*** Data supplied ***

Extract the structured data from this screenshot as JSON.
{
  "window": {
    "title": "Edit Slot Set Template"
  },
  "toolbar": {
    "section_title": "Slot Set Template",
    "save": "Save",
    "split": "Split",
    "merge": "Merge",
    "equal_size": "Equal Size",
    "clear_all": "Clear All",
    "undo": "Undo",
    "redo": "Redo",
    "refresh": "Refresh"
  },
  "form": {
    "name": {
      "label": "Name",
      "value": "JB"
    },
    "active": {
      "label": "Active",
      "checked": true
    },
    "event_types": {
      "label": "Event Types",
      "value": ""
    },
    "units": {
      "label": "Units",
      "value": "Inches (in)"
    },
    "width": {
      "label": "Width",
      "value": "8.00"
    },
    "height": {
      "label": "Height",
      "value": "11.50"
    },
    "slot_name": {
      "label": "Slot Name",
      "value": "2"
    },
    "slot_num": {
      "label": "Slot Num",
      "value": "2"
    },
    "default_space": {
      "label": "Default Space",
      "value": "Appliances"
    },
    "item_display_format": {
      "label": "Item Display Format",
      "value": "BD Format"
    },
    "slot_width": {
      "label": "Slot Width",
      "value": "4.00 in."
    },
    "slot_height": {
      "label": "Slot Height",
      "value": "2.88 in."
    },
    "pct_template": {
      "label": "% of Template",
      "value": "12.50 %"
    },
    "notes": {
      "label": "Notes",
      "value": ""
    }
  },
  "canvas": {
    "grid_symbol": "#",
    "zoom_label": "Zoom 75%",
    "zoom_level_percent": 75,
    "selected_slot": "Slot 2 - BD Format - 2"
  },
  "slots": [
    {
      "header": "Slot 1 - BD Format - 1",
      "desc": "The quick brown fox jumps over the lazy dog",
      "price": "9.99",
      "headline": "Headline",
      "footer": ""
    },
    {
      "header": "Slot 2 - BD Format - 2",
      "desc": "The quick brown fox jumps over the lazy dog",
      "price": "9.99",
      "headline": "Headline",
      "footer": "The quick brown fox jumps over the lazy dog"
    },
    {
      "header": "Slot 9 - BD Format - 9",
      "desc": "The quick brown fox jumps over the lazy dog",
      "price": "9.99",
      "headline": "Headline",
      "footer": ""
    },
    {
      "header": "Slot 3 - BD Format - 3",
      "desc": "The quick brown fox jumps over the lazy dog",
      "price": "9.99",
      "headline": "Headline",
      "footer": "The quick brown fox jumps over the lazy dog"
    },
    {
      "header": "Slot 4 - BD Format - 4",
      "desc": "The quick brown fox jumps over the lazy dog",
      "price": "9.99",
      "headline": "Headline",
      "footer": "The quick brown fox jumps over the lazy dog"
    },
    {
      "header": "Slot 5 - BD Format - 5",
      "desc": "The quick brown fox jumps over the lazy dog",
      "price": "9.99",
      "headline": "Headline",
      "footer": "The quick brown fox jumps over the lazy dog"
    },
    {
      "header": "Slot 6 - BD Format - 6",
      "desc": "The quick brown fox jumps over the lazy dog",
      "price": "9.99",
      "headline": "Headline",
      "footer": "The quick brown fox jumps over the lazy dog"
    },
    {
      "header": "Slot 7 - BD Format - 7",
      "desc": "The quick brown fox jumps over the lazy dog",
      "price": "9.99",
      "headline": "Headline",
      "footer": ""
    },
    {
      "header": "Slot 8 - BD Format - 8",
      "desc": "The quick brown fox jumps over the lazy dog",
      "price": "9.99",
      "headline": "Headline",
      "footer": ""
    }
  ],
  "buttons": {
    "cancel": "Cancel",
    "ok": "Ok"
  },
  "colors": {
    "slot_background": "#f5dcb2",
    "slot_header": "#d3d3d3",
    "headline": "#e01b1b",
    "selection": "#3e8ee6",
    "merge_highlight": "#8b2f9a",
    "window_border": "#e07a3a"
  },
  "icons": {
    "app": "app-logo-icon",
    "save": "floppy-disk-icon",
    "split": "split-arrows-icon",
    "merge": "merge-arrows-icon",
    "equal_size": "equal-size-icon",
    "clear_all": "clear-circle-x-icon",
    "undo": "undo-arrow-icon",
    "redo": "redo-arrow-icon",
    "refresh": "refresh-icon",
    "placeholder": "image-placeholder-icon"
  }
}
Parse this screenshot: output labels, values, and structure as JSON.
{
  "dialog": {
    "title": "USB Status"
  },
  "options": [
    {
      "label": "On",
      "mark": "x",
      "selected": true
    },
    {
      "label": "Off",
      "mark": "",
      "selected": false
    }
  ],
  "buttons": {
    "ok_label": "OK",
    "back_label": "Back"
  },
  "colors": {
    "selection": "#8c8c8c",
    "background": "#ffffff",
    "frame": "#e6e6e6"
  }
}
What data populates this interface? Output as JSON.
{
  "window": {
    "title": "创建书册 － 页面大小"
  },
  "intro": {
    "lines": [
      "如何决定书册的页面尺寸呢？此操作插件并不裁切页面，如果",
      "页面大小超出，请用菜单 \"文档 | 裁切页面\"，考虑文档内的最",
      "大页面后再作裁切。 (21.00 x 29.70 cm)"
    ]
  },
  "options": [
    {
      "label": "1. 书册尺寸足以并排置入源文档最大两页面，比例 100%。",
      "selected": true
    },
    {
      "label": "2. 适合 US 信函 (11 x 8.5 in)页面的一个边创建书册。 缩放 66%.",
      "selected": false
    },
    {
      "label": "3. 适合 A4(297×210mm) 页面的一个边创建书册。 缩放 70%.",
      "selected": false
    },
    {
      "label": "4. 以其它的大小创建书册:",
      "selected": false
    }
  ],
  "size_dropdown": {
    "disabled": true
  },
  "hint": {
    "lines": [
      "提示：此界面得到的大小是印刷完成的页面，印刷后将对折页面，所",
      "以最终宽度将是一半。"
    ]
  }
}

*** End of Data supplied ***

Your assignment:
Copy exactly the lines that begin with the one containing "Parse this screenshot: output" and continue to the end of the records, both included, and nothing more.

Solution for this problem:
Parse this screenshot: output labels, values, and structure as JSON.
{
  "dialog": {
    "title": "USB Status"
  },
  "options": [
    {
      "label": "On",
      "mark": "x",
      "selected": true
    },
    {
      "label": "Off",
      "mark": "",
      "selected": false
    }
  ],
  "buttons": {
    "ok_label": "OK",
    "back_label": "Back"
  },
  "colors": {
    "selection": "#8c8c8c",
    "background": "#ffffff",
    "frame": "#e6e6e6"
  }
}
What data populates this interface? Output as JSON.
{
  "window": {
    "title": "创建书册 － 页面大小"
  },
  "intro": {
    "lines": [
      "如何决定书册的页面尺寸呢？此操作插件并不裁切页面，如果",
      "页面大小超出，请用菜单 \"文档 | 裁切页面\"，考虑文档内的最",
      "大页面后再作裁切。 (21.00 x 29.70 cm)"
    ]
  },
  "options": [
    {
      "label": "1. 书册尺寸足以并排置入源文档最大两页面，比例 100%。",
      "selected": true
    },
    {
      "label": "2. 适合 US 信函 (11 x 8.5 in)页面的一个边创建书册。 缩放 66%.",
      "selected": false
    },
    {
      "label": "3. 适合 A4(297×210mm) 页面的一个边创建书册。 缩放 70%.",
      "selected": false
    },
    {
      "label": "4. 以其它的大小创建书册:",
      "selected": false
    }
  ],
  "size_dropdown": {
    "disabled": true
  },
  "hint": {
    "lines": [
      "提示：此界面得到的大小是印刷完成的页面，印刷后将对折页面，所",
      "以最终宽度将是一半。"
    ]
  }
}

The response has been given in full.